> [THE TASK]:
Keep only the lines of the data below that contain "Help", and copy them.

> [SOURCE MATERIAL]:
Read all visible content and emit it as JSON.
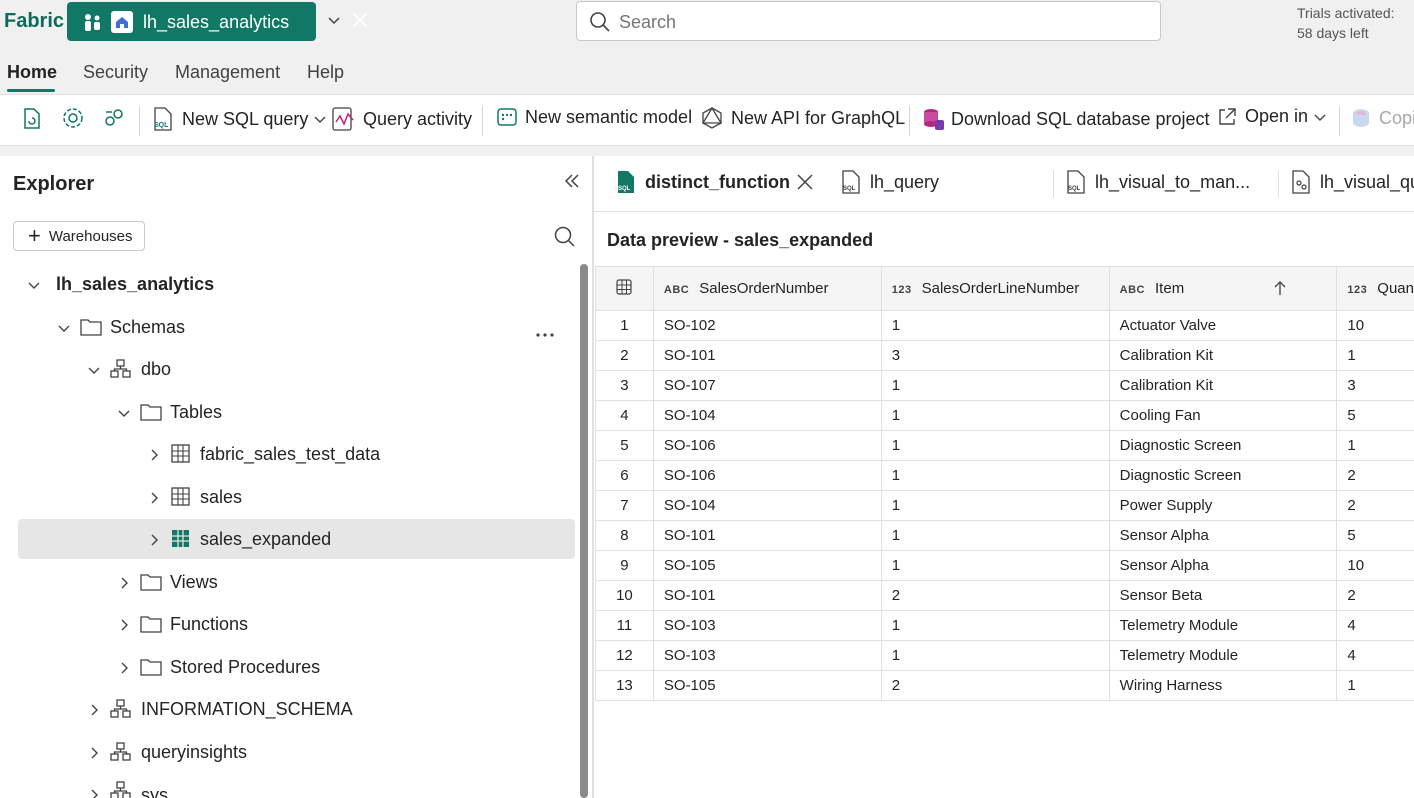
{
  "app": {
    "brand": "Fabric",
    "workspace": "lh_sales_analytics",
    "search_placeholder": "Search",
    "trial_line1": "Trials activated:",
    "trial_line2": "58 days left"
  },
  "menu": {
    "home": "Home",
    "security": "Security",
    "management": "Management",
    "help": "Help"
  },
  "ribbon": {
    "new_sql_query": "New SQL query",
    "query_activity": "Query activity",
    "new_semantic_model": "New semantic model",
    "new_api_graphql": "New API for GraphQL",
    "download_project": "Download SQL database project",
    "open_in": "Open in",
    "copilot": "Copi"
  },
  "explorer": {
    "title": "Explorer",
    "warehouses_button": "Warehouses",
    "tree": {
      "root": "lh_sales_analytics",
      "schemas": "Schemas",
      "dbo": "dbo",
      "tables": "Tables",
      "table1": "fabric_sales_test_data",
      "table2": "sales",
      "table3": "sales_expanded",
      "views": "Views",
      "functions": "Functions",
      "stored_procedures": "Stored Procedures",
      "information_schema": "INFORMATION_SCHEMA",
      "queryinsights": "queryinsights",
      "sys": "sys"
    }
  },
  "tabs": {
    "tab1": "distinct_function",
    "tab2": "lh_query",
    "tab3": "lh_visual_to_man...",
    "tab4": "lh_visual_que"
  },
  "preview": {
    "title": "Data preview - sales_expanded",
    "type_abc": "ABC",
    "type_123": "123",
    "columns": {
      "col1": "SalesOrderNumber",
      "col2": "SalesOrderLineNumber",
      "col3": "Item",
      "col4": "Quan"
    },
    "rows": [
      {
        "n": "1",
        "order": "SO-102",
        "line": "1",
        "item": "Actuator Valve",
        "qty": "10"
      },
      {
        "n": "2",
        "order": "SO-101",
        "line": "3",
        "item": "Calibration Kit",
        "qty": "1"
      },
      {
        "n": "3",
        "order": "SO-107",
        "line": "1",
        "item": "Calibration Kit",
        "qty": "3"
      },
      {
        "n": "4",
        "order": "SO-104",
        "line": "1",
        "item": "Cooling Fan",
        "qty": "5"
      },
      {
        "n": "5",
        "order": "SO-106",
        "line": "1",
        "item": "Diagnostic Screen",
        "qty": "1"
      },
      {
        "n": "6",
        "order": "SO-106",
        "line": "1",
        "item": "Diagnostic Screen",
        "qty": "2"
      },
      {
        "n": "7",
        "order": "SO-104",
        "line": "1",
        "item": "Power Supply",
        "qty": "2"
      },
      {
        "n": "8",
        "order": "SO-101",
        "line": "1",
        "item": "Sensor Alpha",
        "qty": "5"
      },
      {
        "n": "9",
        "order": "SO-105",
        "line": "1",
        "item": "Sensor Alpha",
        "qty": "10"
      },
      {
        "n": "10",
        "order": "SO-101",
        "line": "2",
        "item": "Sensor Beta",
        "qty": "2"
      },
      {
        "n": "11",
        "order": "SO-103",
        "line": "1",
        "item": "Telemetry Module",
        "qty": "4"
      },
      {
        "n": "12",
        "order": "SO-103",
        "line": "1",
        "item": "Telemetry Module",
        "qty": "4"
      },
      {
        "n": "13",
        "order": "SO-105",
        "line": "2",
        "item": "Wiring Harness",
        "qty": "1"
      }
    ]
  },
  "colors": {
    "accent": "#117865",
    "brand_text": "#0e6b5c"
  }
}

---

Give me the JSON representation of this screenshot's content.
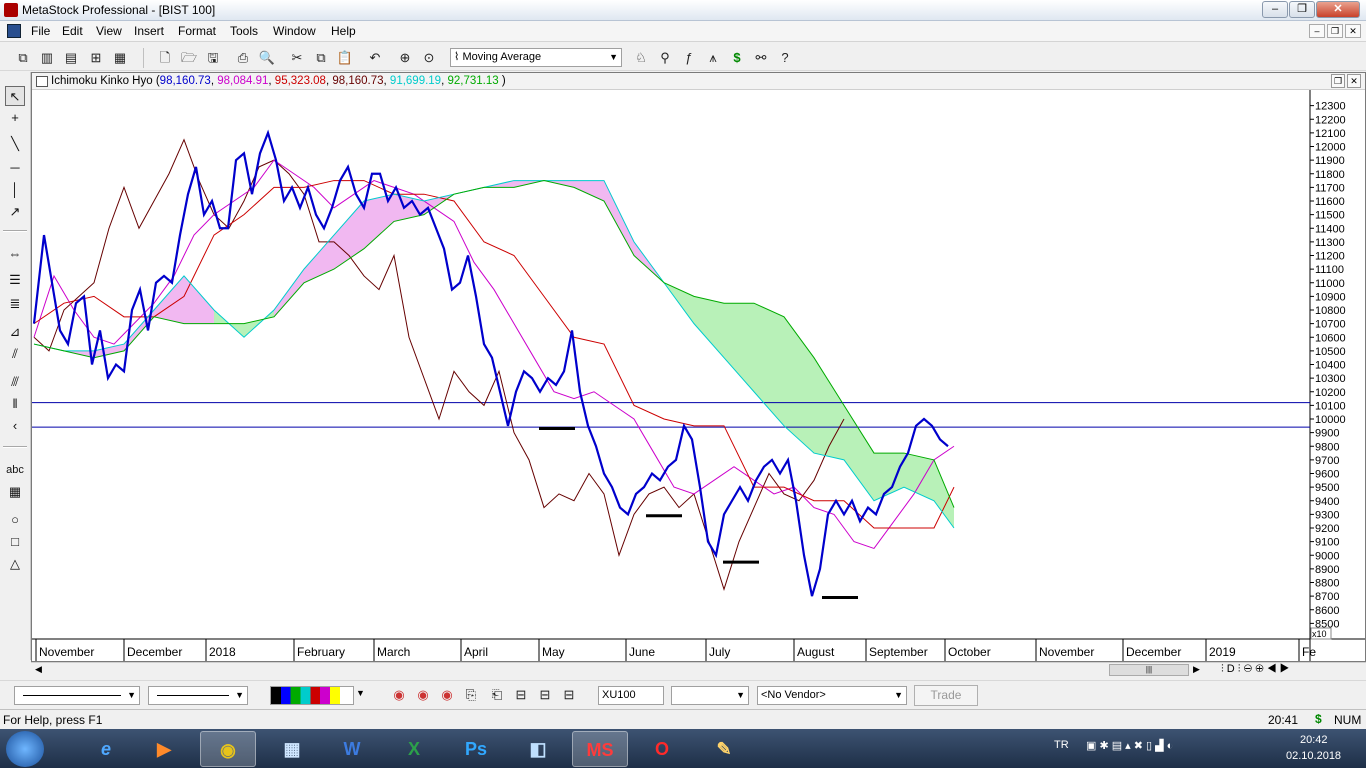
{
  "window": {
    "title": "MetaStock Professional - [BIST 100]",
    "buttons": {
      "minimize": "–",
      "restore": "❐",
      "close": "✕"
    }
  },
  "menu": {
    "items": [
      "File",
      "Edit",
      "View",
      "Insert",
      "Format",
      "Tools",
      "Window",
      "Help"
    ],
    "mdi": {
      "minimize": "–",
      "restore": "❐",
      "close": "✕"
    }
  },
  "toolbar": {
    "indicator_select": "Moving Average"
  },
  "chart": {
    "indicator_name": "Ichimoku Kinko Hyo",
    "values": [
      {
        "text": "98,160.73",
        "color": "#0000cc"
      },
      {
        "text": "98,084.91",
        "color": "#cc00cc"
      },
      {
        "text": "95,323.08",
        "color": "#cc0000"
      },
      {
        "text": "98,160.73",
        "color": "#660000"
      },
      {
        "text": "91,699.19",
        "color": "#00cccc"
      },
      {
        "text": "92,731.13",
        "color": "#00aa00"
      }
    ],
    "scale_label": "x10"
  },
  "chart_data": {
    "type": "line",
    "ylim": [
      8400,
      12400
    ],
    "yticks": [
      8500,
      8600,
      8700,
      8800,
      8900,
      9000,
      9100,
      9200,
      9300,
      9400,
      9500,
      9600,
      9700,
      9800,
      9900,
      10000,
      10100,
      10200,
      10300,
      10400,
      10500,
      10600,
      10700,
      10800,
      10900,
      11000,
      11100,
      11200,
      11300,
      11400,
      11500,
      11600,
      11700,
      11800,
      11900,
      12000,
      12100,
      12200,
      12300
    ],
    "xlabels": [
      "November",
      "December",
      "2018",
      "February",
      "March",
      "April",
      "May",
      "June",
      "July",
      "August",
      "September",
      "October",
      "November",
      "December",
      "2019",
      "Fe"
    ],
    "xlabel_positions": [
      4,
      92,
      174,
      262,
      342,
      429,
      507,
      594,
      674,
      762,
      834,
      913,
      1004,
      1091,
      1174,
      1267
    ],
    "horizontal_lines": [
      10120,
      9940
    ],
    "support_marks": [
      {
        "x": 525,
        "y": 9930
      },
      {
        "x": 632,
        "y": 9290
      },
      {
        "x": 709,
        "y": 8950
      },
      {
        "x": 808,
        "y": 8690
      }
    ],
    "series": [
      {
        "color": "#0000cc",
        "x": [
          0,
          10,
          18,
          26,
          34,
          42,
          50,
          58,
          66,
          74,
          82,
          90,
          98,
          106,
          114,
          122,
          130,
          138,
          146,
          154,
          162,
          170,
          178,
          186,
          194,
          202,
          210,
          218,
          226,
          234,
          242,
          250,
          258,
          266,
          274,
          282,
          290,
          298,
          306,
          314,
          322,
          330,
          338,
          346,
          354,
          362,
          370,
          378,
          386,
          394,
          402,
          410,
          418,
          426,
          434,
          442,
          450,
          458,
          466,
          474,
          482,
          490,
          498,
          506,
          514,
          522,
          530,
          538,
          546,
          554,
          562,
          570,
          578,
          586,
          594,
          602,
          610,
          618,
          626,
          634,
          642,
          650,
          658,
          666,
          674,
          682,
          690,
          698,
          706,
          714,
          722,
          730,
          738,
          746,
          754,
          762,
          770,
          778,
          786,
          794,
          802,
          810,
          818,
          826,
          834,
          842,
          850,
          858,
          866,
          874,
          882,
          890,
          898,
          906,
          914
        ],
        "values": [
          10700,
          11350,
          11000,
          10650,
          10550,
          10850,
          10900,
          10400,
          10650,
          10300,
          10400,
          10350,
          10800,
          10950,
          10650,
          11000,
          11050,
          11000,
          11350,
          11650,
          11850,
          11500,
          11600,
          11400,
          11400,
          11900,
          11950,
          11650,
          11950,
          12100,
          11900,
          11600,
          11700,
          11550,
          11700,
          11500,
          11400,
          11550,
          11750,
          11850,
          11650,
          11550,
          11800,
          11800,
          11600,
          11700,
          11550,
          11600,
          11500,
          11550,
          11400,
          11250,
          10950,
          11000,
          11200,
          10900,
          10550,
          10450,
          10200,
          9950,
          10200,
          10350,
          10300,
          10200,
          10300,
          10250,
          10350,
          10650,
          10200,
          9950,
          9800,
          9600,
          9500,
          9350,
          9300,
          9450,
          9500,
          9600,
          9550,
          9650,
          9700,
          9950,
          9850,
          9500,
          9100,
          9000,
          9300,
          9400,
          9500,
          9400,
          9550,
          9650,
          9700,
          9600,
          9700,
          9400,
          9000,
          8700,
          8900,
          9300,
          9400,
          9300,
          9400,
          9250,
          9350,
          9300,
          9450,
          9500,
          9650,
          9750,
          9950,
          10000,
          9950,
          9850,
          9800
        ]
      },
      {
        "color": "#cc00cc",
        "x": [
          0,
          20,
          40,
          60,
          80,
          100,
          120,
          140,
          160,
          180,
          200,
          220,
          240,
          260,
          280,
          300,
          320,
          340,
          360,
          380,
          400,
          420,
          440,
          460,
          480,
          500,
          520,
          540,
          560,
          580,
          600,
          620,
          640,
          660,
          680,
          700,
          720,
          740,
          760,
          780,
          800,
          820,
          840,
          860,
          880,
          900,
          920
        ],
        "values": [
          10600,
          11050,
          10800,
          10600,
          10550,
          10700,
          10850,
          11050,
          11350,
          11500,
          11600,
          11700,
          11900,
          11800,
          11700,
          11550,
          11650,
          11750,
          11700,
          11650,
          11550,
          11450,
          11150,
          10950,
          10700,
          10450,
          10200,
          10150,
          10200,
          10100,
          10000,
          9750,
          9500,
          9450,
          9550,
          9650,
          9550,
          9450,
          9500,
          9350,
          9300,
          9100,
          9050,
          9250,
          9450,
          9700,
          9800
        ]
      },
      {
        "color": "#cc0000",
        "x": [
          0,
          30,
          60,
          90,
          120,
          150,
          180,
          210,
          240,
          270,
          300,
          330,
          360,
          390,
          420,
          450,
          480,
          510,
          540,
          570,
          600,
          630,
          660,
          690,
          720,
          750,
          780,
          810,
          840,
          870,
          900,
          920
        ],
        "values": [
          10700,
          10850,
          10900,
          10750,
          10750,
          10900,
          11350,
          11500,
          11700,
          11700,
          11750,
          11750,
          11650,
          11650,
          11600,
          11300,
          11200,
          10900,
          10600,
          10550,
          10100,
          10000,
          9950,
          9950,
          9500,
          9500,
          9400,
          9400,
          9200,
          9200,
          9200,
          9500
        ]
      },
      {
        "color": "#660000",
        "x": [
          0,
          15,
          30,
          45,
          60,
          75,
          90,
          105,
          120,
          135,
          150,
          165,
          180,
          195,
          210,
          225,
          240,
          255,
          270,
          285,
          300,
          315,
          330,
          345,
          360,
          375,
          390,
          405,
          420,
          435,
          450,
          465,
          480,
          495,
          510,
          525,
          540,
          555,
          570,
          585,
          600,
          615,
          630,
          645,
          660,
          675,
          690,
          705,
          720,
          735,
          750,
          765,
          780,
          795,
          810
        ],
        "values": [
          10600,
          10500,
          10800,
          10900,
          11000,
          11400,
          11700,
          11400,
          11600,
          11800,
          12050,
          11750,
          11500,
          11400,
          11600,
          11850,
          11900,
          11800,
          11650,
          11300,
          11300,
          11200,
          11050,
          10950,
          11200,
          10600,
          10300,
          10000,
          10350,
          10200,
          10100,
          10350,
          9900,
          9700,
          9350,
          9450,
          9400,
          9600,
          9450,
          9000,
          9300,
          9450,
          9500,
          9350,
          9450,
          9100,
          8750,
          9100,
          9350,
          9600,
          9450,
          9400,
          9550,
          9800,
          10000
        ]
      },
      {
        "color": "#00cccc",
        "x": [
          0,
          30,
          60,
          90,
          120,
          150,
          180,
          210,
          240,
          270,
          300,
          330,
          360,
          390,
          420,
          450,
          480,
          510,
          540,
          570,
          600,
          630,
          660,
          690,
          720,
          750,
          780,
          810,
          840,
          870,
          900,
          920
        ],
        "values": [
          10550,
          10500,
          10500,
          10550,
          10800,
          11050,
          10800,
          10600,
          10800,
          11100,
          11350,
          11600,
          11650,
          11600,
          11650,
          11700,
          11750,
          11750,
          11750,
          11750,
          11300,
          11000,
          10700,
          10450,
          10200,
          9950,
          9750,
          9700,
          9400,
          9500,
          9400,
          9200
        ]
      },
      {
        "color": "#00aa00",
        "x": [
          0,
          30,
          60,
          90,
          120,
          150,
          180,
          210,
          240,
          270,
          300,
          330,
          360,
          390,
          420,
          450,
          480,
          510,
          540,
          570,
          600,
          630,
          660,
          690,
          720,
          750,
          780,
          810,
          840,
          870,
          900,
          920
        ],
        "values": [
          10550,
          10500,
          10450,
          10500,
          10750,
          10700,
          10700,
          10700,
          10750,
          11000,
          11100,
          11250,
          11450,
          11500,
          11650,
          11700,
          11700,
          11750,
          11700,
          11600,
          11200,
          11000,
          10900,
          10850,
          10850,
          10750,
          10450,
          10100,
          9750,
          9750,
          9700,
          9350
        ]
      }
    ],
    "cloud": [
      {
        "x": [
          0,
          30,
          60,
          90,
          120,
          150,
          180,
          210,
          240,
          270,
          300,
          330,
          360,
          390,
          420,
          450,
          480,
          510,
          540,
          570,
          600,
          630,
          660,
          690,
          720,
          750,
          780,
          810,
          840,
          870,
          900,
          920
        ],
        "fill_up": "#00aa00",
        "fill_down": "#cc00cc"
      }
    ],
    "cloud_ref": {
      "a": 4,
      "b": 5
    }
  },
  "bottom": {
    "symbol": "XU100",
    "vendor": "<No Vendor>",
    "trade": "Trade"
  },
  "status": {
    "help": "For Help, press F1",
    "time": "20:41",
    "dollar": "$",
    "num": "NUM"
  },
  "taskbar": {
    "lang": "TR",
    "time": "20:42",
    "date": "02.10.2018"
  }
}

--

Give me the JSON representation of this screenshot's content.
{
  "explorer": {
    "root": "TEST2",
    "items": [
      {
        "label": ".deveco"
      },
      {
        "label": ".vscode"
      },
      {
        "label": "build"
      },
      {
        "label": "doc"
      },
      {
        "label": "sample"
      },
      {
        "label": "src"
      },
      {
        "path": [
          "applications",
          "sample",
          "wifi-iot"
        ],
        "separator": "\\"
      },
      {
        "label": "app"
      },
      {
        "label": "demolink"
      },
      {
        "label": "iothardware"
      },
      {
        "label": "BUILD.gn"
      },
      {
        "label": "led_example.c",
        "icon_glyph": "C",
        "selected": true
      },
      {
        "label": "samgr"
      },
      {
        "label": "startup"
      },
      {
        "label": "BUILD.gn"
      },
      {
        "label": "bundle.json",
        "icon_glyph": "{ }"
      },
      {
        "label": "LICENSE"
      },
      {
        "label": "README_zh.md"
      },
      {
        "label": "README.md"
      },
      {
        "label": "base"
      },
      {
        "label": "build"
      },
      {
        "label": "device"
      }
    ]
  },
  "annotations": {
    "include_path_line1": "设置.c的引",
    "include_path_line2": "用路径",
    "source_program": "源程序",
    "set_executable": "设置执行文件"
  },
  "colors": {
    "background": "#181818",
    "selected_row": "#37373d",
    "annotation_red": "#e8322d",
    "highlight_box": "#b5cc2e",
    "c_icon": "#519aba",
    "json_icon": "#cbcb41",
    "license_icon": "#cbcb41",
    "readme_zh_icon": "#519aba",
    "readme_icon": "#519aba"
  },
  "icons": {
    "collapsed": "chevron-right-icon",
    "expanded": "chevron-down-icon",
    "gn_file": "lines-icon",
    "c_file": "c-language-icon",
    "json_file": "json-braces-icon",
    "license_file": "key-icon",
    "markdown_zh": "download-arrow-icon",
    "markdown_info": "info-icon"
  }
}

> [TASK SOLUTION]:
    "help": "Help"
      "Help"
    "help": "For Help, press F1",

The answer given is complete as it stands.